Private school parents questioning state's plan to offer free ACT test
BATON ROUGE- Some people are upset over a new initiative in Louisiana to use taxpayer dollars to pay for every high school junior to take a college entrance exam for free.
The move, costing $2 million a year, will be paid for from the State Department of Education's budget, in the place of contracts the department has canceled.
The offer is one free ACT test, to be given at school, for every 11th grader in public school, leaving private school students without a chance for the same opportunity. Some kids can actually get more than one free shot if their families face dire financial situations.
"Every child deserves the chance to have a choice between college and career and that's what giving every child the ACT is all about," said State Superintendent of Schools John White.
But parents of kids who aren't getting that chance, because they attend private schools, are iffy about the idea.
Mia Williams said, "I want to help people because we are supposed to help people but we have to take care of our own children."
Other parents, and people in general, weighed-in heavily on the issue on News 2's Facebook page, the majority against the move.
Viewer Kristen said, "It should be free to every high school student, not just public school, and if my tax dollars are paying for it, I don't see why it would not be."
Facebook Fan James said, "I agree with it. We pay for everything else with our hard-earned tax dollars, why not help out our children."
"It should be an option," said Facebook Fan Crystal, "To those who have the GPA required to go to college, have taken all the necessary classes required to get into college, and who have a serious desire to go to college and succeed. Don't waste money on those who don't wanna go to college," she said.
State Superintendent John White says the testing will help the state measure performance, and know whether students are college-ready, or career-driven, and he thinks private school parents wanting the same opportunity is a compliment.
He said, "Part of the nature of a private school is its private, they have their own private plans and I think private schools by and large in our state do a good job of administering the ACT, but I'm glad to hear that people want what it is that we're providing I think it's a good plan and we're proud of it."

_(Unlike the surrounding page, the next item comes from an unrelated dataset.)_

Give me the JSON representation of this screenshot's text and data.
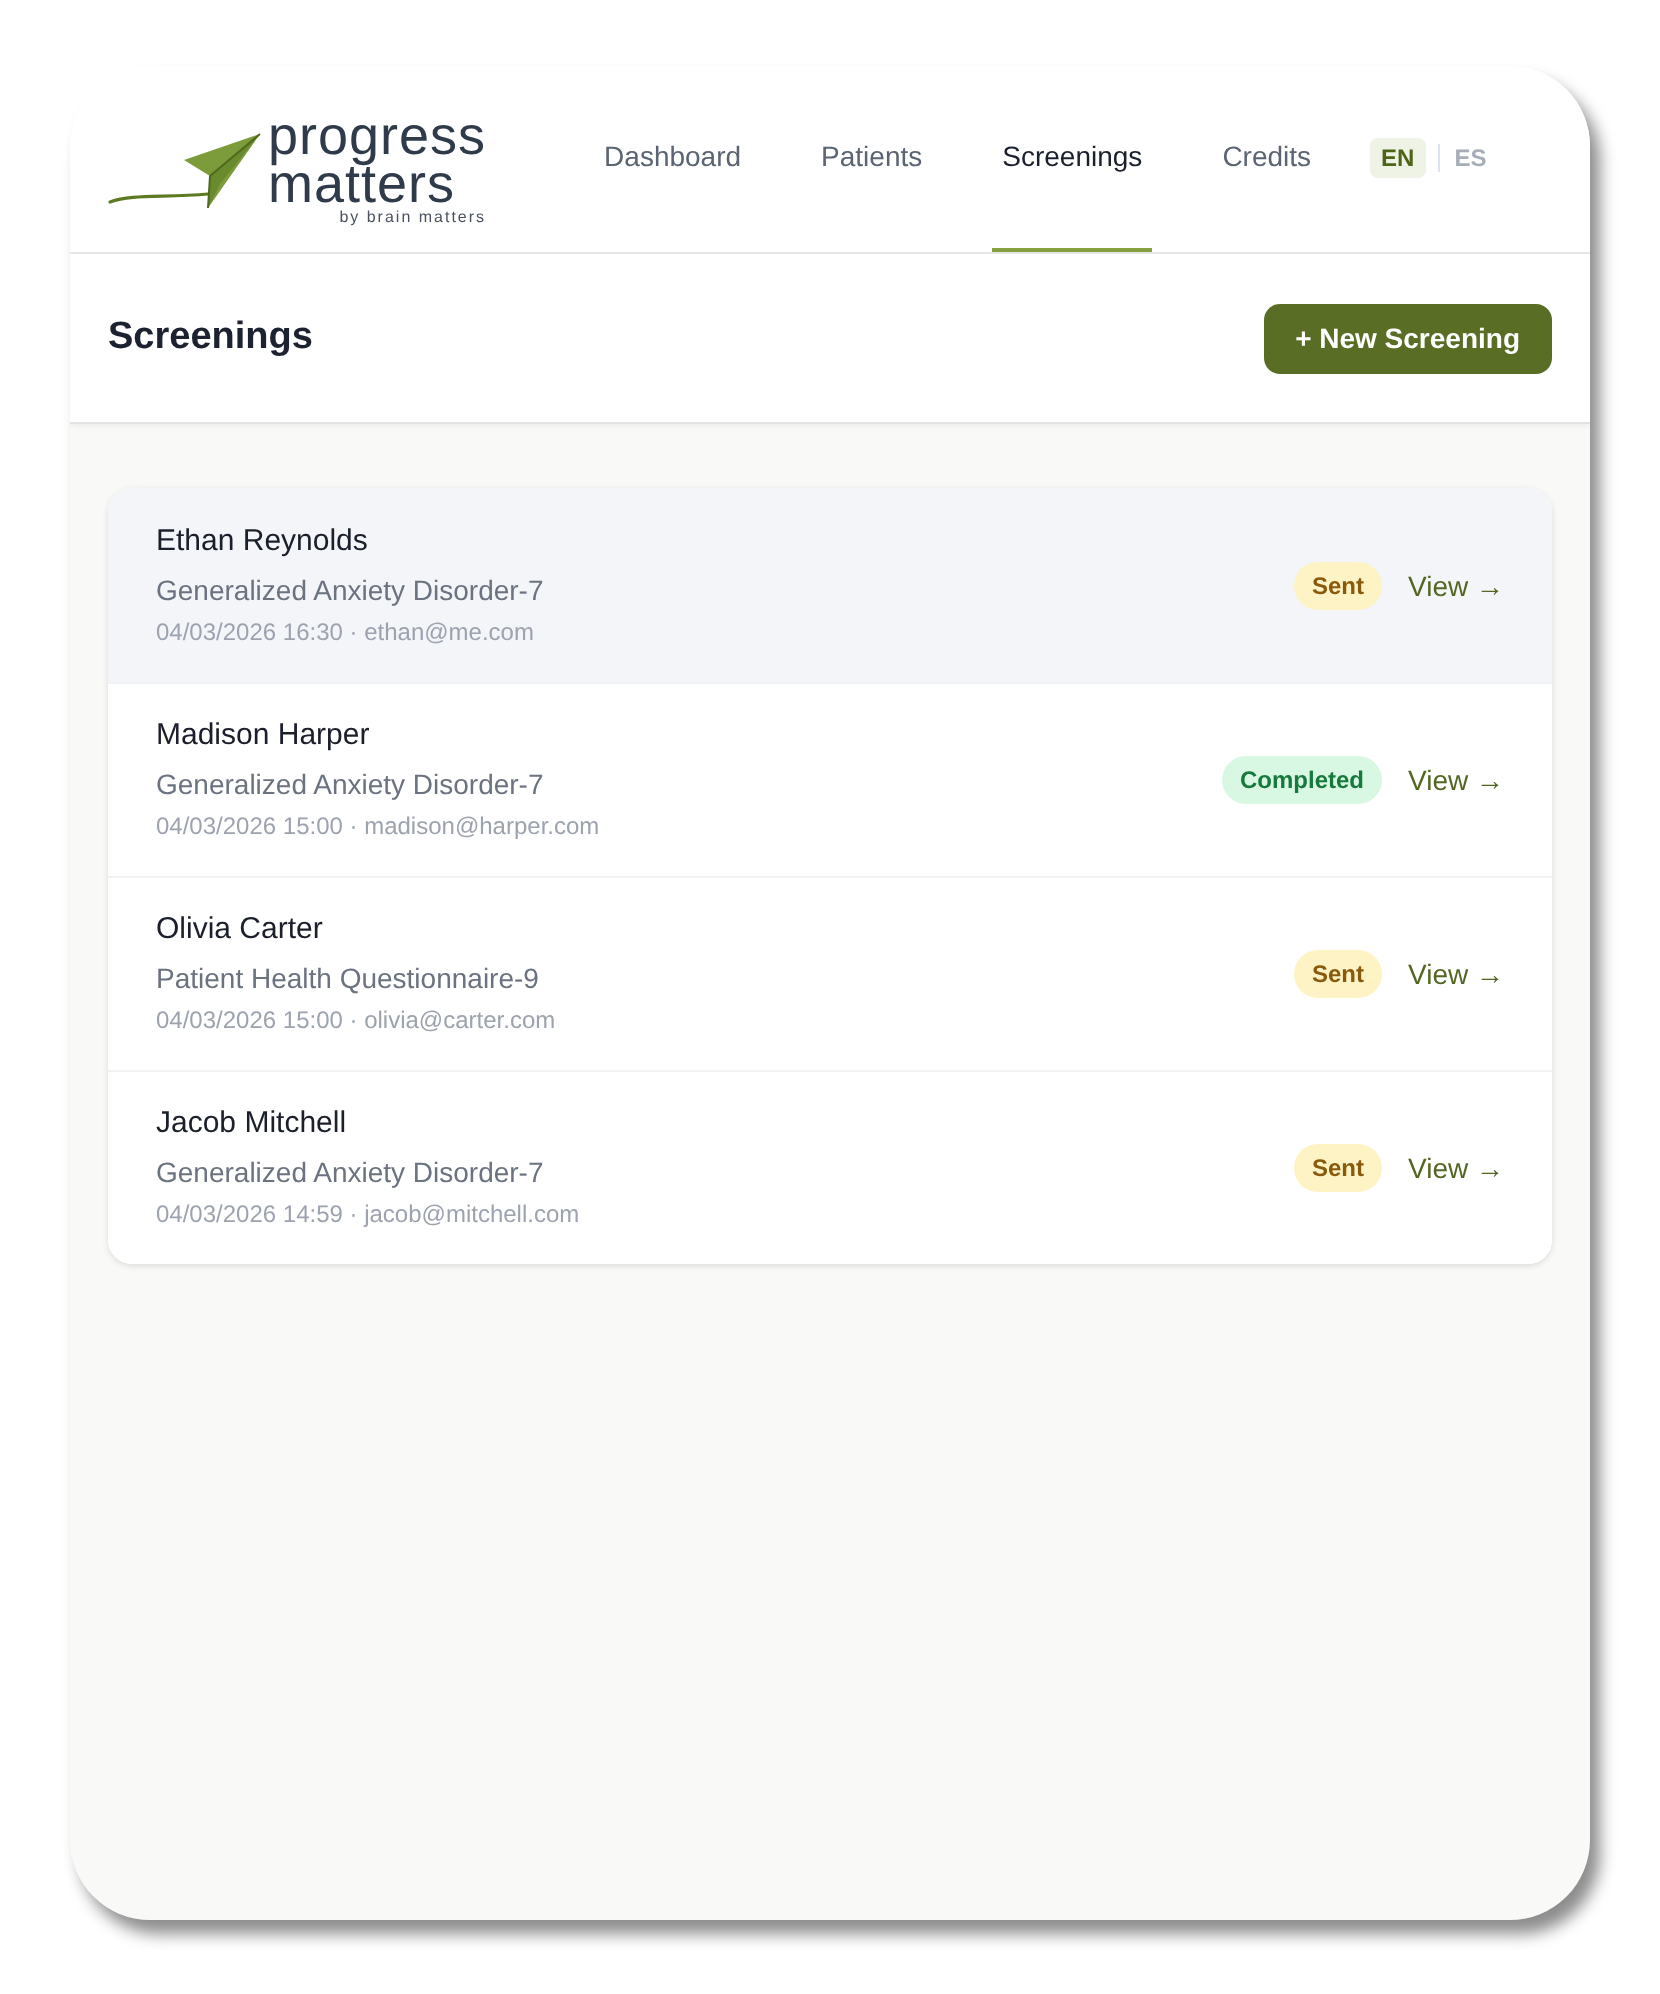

Public school students that take advantage of the new voucher program, which will use taxpayer dollars to pay for them to go to private schools, also get the free ACT testing.